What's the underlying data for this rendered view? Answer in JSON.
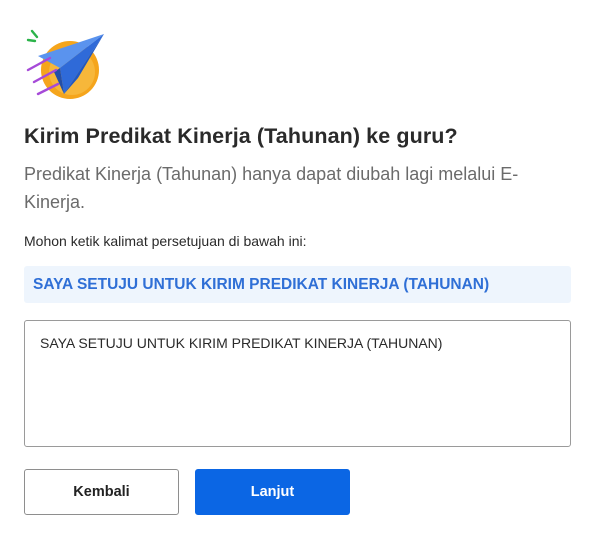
{
  "dialog": {
    "title": "Kirim Predikat Kinerja (Tahunan) ke guru?",
    "description": "Predikat Kinerja (Tahunan) hanya dapat diubah lagi melalui E-Kinerja.",
    "instruction": "Mohon ketik kalimat persetujuan di bawah ini:",
    "agreement_phrase": "SAYA SETUJU UNTUK KIRIM PREDIKAT KINERJA (TAHUNAN)",
    "input_value": "SAYA SETUJU UNTUK KIRIM PREDIKAT KINERJA (TAHUNAN)",
    "illustration_icon": "paper-plane-icon"
  },
  "buttons": {
    "back_label": "Kembali",
    "next_label": "Lanjut"
  },
  "colors": {
    "primary": "#0b66e4",
    "agreement_bg": "#eef5fd",
    "agreement_text": "#2f6fd6",
    "plane_blue": "#3f7fe6",
    "sun_orange": "#f5a51c"
  }
}
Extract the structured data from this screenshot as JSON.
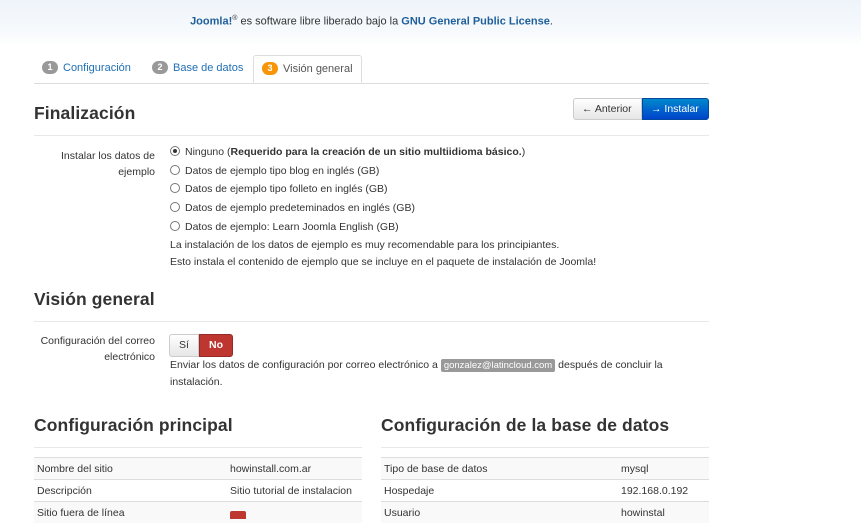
{
  "license": {
    "brand": "Joomla!",
    "reg": "®",
    "text": " es software libre liberado bajo la ",
    "link": "GNU General Public License",
    "period": "."
  },
  "tabs": [
    {
      "num": "1",
      "label": "Configuración",
      "active": false
    },
    {
      "num": "2",
      "label": "Base de datos",
      "active": false
    },
    {
      "num": "3",
      "label": "Visión general",
      "active": true
    }
  ],
  "finalizacion": {
    "title": "Finalización",
    "prev_button": "Anterior",
    "install_button": "Instalar",
    "sample_label": "Instalar los datos de ejemplo",
    "options": [
      {
        "text": "Ninguno (",
        "bold": "Requerido para la creación de un sitio multiidioma básico.",
        "after": ")",
        "checked": true
      },
      {
        "text": "Datos de ejemplo tipo blog en inglés (GB)",
        "checked": false
      },
      {
        "text": "Datos de ejemplo tipo folleto en inglés (GB)",
        "checked": false
      },
      {
        "text": "Datos de ejemplo predeteminados en inglés (GB)",
        "checked": false
      },
      {
        "text": "Datos de ejemplo: Learn Joomla English (GB)",
        "checked": false
      }
    ],
    "help_line1": "La instalación de los datos de ejemplo es muy recomendable para los principiantes.",
    "help_line2": "Esto instala el contenido de ejemplo que se incluye en el paquete de instalación de Joomla!"
  },
  "overview": {
    "title": "Visión general",
    "email_label": "Configuración del correo electrónico",
    "yes": "Sí",
    "no": "No",
    "email_help_before": "Enviar los datos de configuración por correo electrónico a ",
    "email": "gonzalez@latincloud.com",
    "email_help_after": " después de concluir la instalación."
  },
  "main_config": {
    "title": "Configuración principal",
    "rows": [
      {
        "key": "Nombre del sitio",
        "value": "howinstall.com.ar"
      },
      {
        "key": "Descripción",
        "value": "Sitio tutorial de instalacion"
      },
      {
        "key": "Sitio fuera de línea",
        "value": ""
      }
    ]
  },
  "db_config": {
    "title": "Configuración de la base de datos",
    "rows": [
      {
        "key": "Tipo de base de datos",
        "value": "mysql"
      },
      {
        "key": "Hospedaje",
        "value": "192.168.0.192"
      },
      {
        "key": "Usuario",
        "value": "howinstal"
      }
    ]
  },
  "colors": {
    "primary": "#0074cc",
    "danger": "#bd362f",
    "active_tab_badge": "#f89406",
    "link": "#1f6fb4"
  }
}
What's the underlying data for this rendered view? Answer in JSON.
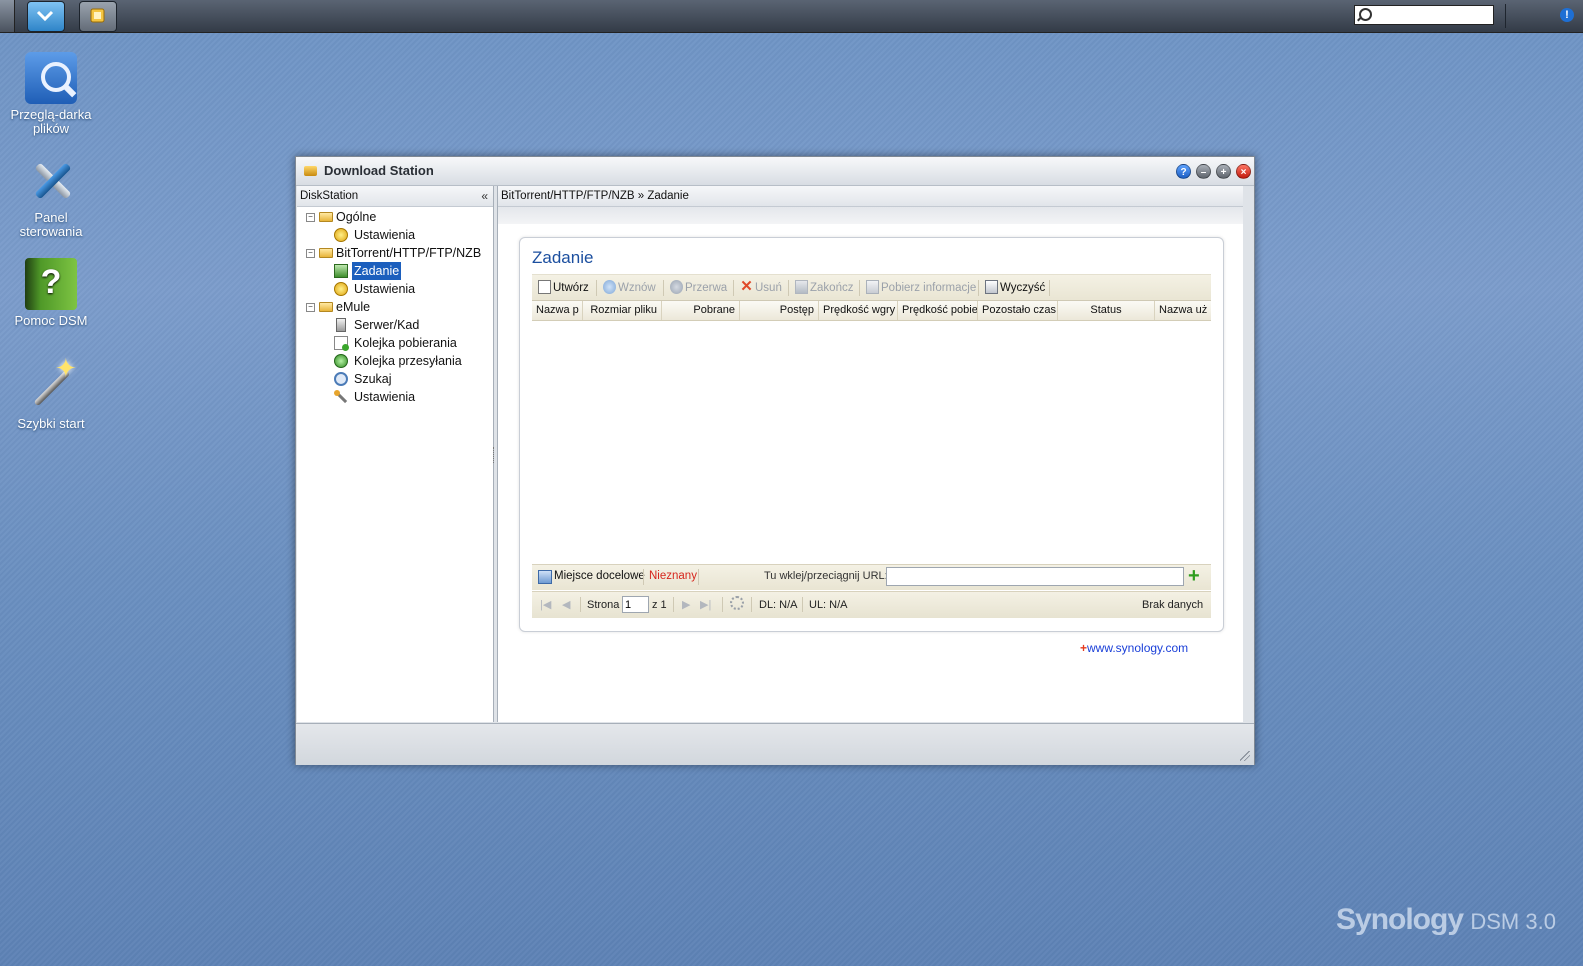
{
  "taskbar": {
    "search_placeholder": "",
    "info_icon": "!"
  },
  "desktop": {
    "icons": [
      {
        "label": "Przeglą-darka plików",
        "icon": "file-browser-icon"
      },
      {
        "label": "Panel sterowania",
        "icon": "control-panel-icon"
      },
      {
        "label": "Pomoc DSM",
        "icon": "help-book-icon"
      },
      {
        "label": "Szybki start",
        "icon": "magic-wand-icon"
      }
    ],
    "brand": "Synology",
    "brand_version": "DSM 3.0"
  },
  "window": {
    "title": "Download Station",
    "buttons": {
      "help": "?",
      "minimize": "–",
      "maximize": "+",
      "close": "×"
    }
  },
  "sidebar": {
    "header": "DiskStation",
    "collapse_glyph": "«",
    "groups": [
      {
        "label": "Ogólne",
        "items": [
          "Ustawienia"
        ]
      },
      {
        "label": "BitTorrent/HTTP/FTP/NZB",
        "items": [
          "Zadanie",
          "Ustawienia"
        ]
      },
      {
        "label": "eMule",
        "items": [
          "Serwer/Kad",
          "Kolejka pobierania",
          "Kolejka przesyłania",
          "Szukaj",
          "Ustawienia"
        ]
      }
    ],
    "selected": "Zadanie"
  },
  "main": {
    "breadcrumb": "BitTorrent/HTTP/FTP/NZB » Zadanie",
    "panel_title": "Zadanie",
    "toolbar": {
      "create": "Utwórz",
      "resume": "Wznów",
      "pause": "Przerwa",
      "delete": "Usuń",
      "finish": "Zakończ",
      "get_info": "Pobierz informacje",
      "clear": "Wyczyść"
    },
    "columns": [
      "Nazwa p",
      "Rozmiar pliku",
      "Pobrane",
      "Postęp",
      "Prędkość wgry",
      "Prędkość pobie",
      "Pozostało czas",
      "Status",
      "Nazwa uż"
    ],
    "destination": {
      "label": "Miejsce docelowe",
      "value": "Nieznany"
    },
    "url": {
      "label": "Tu wklej/przeciągnij URL:",
      "value": ""
    },
    "pager": {
      "page_label": "Strona",
      "page_value": "1",
      "of_label": "z 1",
      "dl": "DL: N/A",
      "ul": "UL: N/A",
      "empty": "Brak danych"
    },
    "link": "www.synology.com"
  }
}
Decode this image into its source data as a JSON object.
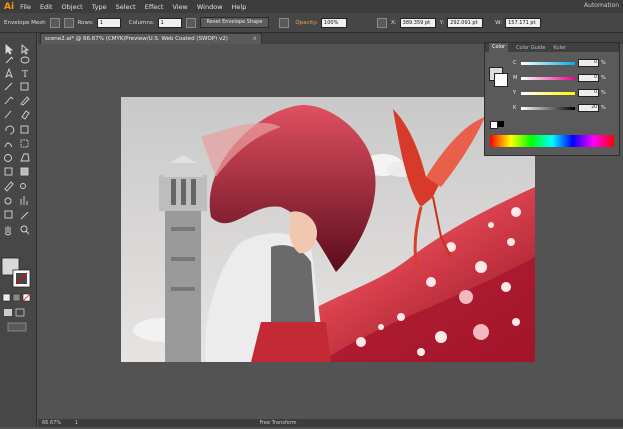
{
  "app": {
    "logo": "Ai",
    "workspace": "Automation"
  },
  "menu": [
    "File",
    "Edit",
    "Object",
    "Type",
    "Select",
    "Effect",
    "View",
    "Window",
    "Help"
  ],
  "control": {
    "envelope_label": "Envelope Mesh",
    "rows_label": "Rows:",
    "rows_value": "1",
    "columns_label": "Columns:",
    "columns_value": "1",
    "reset_button": "Reset Envelope Shape",
    "opacity_label": "Opacity:",
    "opacity_value": "100%",
    "x_label": "X:",
    "x_value": "389.359 pt",
    "y_label": "Y:",
    "y_value": "292.091 pt",
    "w_label": "W:",
    "w_value": "157.171 pt"
  },
  "document": {
    "tab_title": "scene2.ai* @ 66.67% (CMYK/Preview/U.S. Web Coated (SWOP) v2)",
    "close": "×"
  },
  "color_panel": {
    "tabs": [
      "Color",
      "Color Guide",
      "Kuler"
    ],
    "sliders": [
      {
        "label": "C",
        "value": "0",
        "gradient": "linear-gradient(to right,#fff,#00aeef)"
      },
      {
        "label": "M",
        "value": "0",
        "gradient": "linear-gradient(to right,#fff,#ec008c)"
      },
      {
        "label": "Y",
        "value": "0",
        "gradient": "linear-gradient(to right,#fff,#fff200)"
      },
      {
        "label": "K",
        "value": "20",
        "gradient": "linear-gradient(to right,#fff,#000)"
      }
    ],
    "percent": "%"
  },
  "statusbar": {
    "zoom": "66.67%",
    "page": "1",
    "mode": "Free Transform"
  },
  "colors": {
    "accent": "#ff9a00",
    "artwork_red": "#c8283a",
    "panel_bg": "#5a5a5a"
  }
}
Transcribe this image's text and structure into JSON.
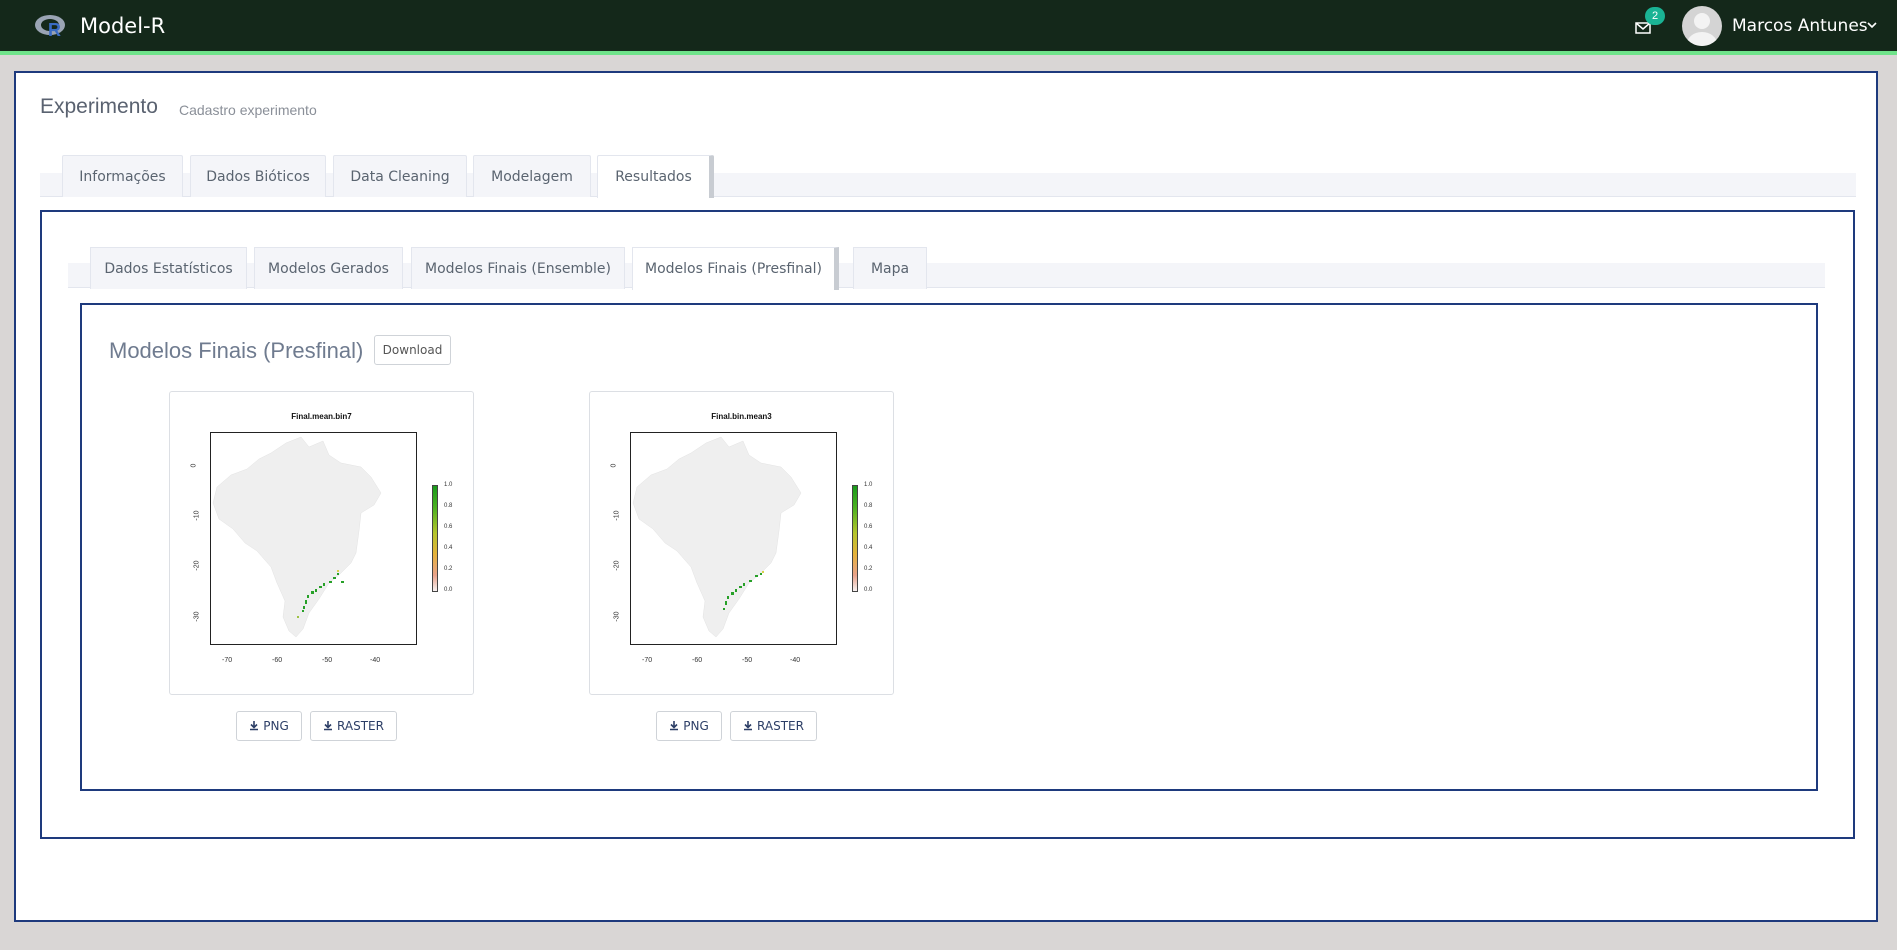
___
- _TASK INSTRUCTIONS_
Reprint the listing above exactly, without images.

- _COMPLETED TASK_
What's the underlying data for this rendered view? Answer in JSON.
{
  "dialog": {
    "title": "Kirim Predikat Kinerja (Tahunan) ke guru?",
    "description": "Predikat Kinerja (Tahunan) hanya dapat diubah lagi melalui E-Kinerja.",
    "instruction": "Mohon ketik kalimat persetujuan di bawah ini:",
    "agreement_phrase": "SAYA SETUJU UNTUK KIRIM PREDIKAT KINERJA (TAHUNAN)",
    "input_value": "SAYA SETUJU UNTUK KIRIM PREDIKAT KINERJA (TAHUNAN)",
    "illustration_icon": "paper-plane-icon"
  },
  "buttons": {
    "back_label": "Kembali",
    "next_label": "Lanjut"
  },
  "colors": {
    "primary": "#0b66e4",
    "agreement_bg": "#eef5fd",
    "agreement_text": "#2f6fd6",
    "plane_blue": "#3f7fe6",
    "sun_orange": "#f5a51c"
  }
}
Extract the structured data from this screenshot as JSON.
{
  "license": {
    "brand": "Joomla!",
    "reg": "®",
    "text": " es software libre liberado bajo la ",
    "link": "GNU General Public License",
    "period": "."
  },
  "tabs": [
    {
      "num": "1",
      "label": "Configuración",
      "active": false
    },
    {
      "num": "2",
      "label": "Base de datos",
      "active": false
    },
    {
      "num": "3",
      "label": "Visión general",
      "active": true
    }
  ],
  "finalizacion": {
    "title": "Finalización",
    "prev_button": "Anterior",
    "install_button": "Instalar",
    "sample_label": "Instalar los datos de ejemplo",
    "options": [
      {
        "text": "Ninguno (",
        "bold": "Requerido para la creación de un sitio multiidioma básico.",
        "after": ")",
        "checked": true
      },
      {
        "text": "Datos de ejemplo tipo blog en inglés (GB)",
        "checked": false
      },
      {
        "text": "Datos de ejemplo tipo folleto en inglés (GB)",
        "checked": false
      },
      {
        "text": "Datos de ejemplo predeteminados en inglés (GB)",
        "checked": false
      },
      {
        "text": "Datos de ejemplo: Learn Joomla English (GB)",
        "checked": false
      }
    ],
    "help_line1": "La instalación de los datos de ejemplo es muy recomendable para los principiantes.",
    "help_line2": "Esto instala el contenido de ejemplo que se incluye en el paquete de instalación de Joomla!"
  },
  "overview": {
    "title": "Visión general",
    "email_label": "Configuración del correo electrónico",
    "yes": "Sí",
    "no": "No",
    "email_help_before": "Enviar los datos de configuración por correo electrónico a ",
    "email": "gonzalez@latincloud.com",
    "email_help_after": " después de concluir la instalación."
  },
  "main_config": {
    "title": "Configuración principal",
    "rows": [
      {
        "key": "Nombre del sitio",
        "value": "howinstall.com.ar"
      },
      {
        "key": "Descripción",
        "value": "Sitio tutorial de instalacion"
      },
      {
        "key": "Sitio fuera de línea",
        "value": ""
      }
    ]
  },
  "db_config": {
    "title": "Configuración de la base de datos",
    "rows": [
      {
        "key": "Tipo de base de datos",
        "value": "mysql"
      },
      {
        "key": "Hospedaje",
        "value": "192.168.0.192"
      },
      {
        "key": "Usuario",
        "value": "howinstal"
      }
    ]
  },
  "colors": {
    "primary": "#0074cc",
    "danger": "#bd362f",
    "active_tab_badge": "#f89406",
    "link": "#1f6fb4"
  }
}
What's the underlying data for this rendered view? Answer in JSON.
{
  "taskbar": {
    "search_placeholder": "",
    "info_icon": "!"
  },
  "desktop": {
    "icons": [
      {
        "label": "Przeglą-darka plików",
        "icon": "file-browser-icon"
      },
      {
        "label": "Panel sterowania",
        "icon": "control-panel-icon"
      },
      {
        "label": "Pomoc DSM",
        "icon": "help-book-icon"
      },
      {
        "label": "Szybki start",
        "icon": "magic-wand-icon"
      }
    ],
    "brand": "Synology",
    "brand_version": "DSM 3.0"
  },
  "window": {
    "title": "Download Station",
    "buttons": {
      "help": "?",
      "minimize": "–",
      "maximize": "+",
      "close": "×"
    }
  },
  "sidebar": {
    "header": "DiskStation",
    "collapse_glyph": "«",
    "groups": [
      {
        "label": "Ogólne",
        "items": [
          "Ustawienia"
        ]
      },
      {
        "label": "BitTorrent/HTTP/FTP/NZB",
        "items": [
          "Zadanie",
          "Ustawienia"
        ]
      },
      {
        "label": "eMule",
        "items": [
          "Serwer/Kad",
          "Kolejka pobierania",
          "Kolejka przesyłania",
          "Szukaj",
          "Ustawienia"
        ]
      }
    ],
    "selected": "Zadanie"
  },
  "main": {
    "breadcrumb": "BitTorrent/HTTP/FTP/NZB » Zadanie",
    "panel_title": "Zadanie",
    "toolbar": {
      "create": "Utwórz",
      "resume": "Wznów",
      "pause": "Przerwa",
      "delete": "Usuń",
      "finish": "Zakończ",
      "get_info": "Pobierz informacje",
      "clear": "Wyczyść"
    },
    "columns": [
      "Nazwa p",
      "Rozmiar pliku",
      "Pobrane",
      "Postęp",
      "Prędkość wgry",
      "Prędkość pobie",
      "Pozostało czas",
      "Status",
      "Nazwa uż"
    ],
    "destination": {
      "label": "Miejsce docelowe",
      "value": "Nieznany"
    },
    "url": {
      "label": "Tu wklej/przeciągnij URL:",
      "value": ""
    },
    "pager": {
      "page_label": "Strona",
      "page_value": "1",
      "of_label": "z 1",
      "dl": "DL: N/A",
      "ul": "UL: N/A",
      "empty": "Brak danych"
    },
    "link": "www.synology.com"
  }
}
Decode this image into its source data as a JSON object.
{
  "app": {
    "logo": "Ai",
    "workspace": "Automation"
  },
  "menu": [
    "File",
    "Edit",
    "Object",
    "Type",
    "Select",
    "Effect",
    "View",
    "Window",
    "Help"
  ],
  "control": {
    "envelope_label": "Envelope Mesh",
    "rows_label": "Rows:",
    "rows_value": "1",
    "columns_label": "Columns:",
    "columns_value": "1",
    "reset_button": "Reset Envelope Shape",
    "opacity_label": "Opacity:",
    "opacity_value": "100%",
    "x_label": "X:",
    "x_value": "389.359 pt",
    "y_label": "Y:",
    "y_value": "292.091 pt",
    "w_label": "W:",
    "w_value": "157.171 pt"
  },
  "document": {
    "tab_title": "scene2.ai* @ 66.67% (CMYK/Preview/U.S. Web Coated (SWOP) v2)",
    "close": "×"
  },
  "color_panel": {
    "tabs": [
      "Color",
      "Color Guide",
      "Kuler"
    ],
    "sliders": [
      {
        "label": "C",
        "value": "0",
        "gradient": "linear-gradient(to right,#fff,#00aeef)"
      },
      {
        "label": "M",
        "value": "0",
        "gradient": "linear-gradient(to right,#fff,#ec008c)"
      },
      {
        "label": "Y",
        "value": "0",
        "gradient": "linear-gradient(to right,#fff,#fff200)"
      },
      {
        "label": "K",
        "value": "20",
        "gradient": "linear-gradient(to right,#fff,#000)"
      }
    ],
    "percent": "%"
  },
  "statusbar": {
    "zoom": "66.67%",
    "page": "1",
    "mode": "Free Transform"
  },
  "colors": {
    "accent": "#ff9a00",
    "artwork_red": "#c8283a",
    "panel_bg": "#5a5a5a"
  }
}
Transcribe this image's text and structure into JSON.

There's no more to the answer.